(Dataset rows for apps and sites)
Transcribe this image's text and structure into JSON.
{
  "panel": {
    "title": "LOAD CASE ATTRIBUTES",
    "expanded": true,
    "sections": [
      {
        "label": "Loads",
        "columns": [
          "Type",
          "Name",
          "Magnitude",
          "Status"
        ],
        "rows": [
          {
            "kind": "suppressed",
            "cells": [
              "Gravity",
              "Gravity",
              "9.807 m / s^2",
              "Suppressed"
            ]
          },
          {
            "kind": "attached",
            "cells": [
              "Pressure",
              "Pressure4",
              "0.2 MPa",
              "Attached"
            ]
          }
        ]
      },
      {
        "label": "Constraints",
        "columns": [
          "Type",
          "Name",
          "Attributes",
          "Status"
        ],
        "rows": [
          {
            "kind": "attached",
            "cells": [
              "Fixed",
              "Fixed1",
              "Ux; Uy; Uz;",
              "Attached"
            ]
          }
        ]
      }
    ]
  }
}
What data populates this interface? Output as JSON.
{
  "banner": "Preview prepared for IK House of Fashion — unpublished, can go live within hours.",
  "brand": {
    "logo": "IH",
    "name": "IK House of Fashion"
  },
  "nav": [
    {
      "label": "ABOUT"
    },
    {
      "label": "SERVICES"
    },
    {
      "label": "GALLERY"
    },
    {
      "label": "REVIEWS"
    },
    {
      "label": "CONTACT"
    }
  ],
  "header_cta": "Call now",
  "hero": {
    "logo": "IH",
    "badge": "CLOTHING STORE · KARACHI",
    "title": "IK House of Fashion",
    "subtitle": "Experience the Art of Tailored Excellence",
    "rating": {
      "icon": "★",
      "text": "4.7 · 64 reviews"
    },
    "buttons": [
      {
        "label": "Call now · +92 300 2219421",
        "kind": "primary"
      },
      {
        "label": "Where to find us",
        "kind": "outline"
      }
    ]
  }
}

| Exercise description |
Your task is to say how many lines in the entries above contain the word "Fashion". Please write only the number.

| Answer area |
3